### Provided records

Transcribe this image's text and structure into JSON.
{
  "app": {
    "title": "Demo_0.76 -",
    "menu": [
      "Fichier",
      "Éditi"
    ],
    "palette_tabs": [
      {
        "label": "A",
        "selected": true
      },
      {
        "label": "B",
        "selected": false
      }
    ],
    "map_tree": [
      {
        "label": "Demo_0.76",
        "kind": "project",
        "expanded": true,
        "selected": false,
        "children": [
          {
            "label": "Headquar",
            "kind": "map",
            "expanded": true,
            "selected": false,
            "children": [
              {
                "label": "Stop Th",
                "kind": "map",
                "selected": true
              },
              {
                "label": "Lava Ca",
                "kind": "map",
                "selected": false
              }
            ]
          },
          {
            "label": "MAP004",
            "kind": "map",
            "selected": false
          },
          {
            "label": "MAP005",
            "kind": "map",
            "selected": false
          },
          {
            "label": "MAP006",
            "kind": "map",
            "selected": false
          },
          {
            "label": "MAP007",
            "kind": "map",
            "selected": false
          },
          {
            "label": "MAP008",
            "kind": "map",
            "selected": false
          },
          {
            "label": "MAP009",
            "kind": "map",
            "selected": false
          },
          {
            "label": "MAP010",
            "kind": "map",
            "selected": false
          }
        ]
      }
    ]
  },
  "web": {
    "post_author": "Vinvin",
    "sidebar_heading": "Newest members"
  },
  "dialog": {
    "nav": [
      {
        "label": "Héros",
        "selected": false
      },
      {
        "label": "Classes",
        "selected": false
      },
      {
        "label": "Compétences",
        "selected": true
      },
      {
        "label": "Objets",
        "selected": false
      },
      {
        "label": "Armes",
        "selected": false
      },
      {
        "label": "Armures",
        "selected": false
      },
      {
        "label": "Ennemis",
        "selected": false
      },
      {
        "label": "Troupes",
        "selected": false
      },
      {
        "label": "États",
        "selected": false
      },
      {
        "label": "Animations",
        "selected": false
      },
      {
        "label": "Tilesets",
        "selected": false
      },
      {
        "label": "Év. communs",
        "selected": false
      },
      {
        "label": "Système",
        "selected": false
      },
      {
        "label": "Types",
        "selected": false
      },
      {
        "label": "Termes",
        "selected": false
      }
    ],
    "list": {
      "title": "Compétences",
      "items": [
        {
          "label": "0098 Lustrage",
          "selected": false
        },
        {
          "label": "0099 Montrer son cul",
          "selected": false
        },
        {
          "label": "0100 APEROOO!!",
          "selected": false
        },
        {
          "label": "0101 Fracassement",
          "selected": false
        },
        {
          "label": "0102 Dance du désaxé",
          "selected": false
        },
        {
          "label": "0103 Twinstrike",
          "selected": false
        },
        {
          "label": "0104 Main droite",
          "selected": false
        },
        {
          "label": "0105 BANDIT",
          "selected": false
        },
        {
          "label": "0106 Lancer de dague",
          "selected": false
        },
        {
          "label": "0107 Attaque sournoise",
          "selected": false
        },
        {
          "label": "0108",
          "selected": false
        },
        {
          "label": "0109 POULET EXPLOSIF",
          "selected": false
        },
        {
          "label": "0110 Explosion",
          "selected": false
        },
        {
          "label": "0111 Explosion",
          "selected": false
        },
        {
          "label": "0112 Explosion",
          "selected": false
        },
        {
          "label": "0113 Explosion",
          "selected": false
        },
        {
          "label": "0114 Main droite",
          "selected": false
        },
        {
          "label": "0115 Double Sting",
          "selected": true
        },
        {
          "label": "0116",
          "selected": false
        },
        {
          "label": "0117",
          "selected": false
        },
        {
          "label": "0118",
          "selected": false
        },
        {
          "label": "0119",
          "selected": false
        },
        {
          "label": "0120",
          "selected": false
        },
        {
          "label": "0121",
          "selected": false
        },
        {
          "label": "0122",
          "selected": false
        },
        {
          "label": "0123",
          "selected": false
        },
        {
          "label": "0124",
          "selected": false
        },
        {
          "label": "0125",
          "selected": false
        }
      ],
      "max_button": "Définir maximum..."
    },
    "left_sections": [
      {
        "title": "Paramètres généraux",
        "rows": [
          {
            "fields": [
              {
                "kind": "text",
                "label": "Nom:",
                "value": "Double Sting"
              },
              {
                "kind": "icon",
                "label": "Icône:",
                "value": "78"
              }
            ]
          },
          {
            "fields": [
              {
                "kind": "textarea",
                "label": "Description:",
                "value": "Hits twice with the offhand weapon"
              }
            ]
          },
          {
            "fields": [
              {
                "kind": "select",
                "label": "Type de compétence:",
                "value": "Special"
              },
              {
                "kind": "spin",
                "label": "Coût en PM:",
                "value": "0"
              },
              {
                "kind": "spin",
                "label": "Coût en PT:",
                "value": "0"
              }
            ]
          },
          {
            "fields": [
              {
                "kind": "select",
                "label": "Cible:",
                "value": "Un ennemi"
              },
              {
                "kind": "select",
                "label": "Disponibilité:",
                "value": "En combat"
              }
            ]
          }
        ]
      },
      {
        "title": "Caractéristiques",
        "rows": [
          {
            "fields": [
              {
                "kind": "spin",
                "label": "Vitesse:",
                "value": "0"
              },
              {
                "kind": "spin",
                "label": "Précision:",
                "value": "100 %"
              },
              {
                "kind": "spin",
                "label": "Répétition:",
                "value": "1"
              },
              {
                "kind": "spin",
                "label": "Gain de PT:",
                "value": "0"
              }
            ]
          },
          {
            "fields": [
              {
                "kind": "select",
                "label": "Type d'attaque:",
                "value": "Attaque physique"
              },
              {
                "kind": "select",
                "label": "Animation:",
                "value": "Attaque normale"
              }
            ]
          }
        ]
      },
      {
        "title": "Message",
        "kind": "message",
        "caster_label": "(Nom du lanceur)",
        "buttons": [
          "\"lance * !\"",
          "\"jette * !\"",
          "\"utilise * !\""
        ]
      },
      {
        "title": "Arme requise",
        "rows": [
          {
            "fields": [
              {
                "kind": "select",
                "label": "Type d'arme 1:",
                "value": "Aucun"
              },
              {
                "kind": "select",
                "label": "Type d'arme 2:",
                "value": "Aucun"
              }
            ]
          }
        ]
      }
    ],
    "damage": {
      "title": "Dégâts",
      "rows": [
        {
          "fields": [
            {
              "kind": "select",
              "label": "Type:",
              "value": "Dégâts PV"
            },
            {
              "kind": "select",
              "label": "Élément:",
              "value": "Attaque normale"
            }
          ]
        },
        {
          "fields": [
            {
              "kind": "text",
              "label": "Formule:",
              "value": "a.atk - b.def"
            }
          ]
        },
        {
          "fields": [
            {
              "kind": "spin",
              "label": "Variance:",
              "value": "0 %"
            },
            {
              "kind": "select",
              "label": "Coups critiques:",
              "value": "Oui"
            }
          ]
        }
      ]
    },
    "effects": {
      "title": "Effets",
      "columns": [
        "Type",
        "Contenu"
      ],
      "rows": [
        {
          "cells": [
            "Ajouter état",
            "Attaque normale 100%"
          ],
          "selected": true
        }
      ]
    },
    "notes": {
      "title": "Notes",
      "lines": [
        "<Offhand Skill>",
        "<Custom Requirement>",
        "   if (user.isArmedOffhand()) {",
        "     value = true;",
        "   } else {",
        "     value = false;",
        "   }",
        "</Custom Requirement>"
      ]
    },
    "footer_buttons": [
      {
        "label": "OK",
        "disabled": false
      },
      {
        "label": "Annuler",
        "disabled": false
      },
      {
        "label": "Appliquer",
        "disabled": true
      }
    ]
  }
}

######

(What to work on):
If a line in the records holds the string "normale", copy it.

(Output of the exercise):
                "value": "Attaque normale"
              "value": "Attaque normale"
            "Attaque normale 100%"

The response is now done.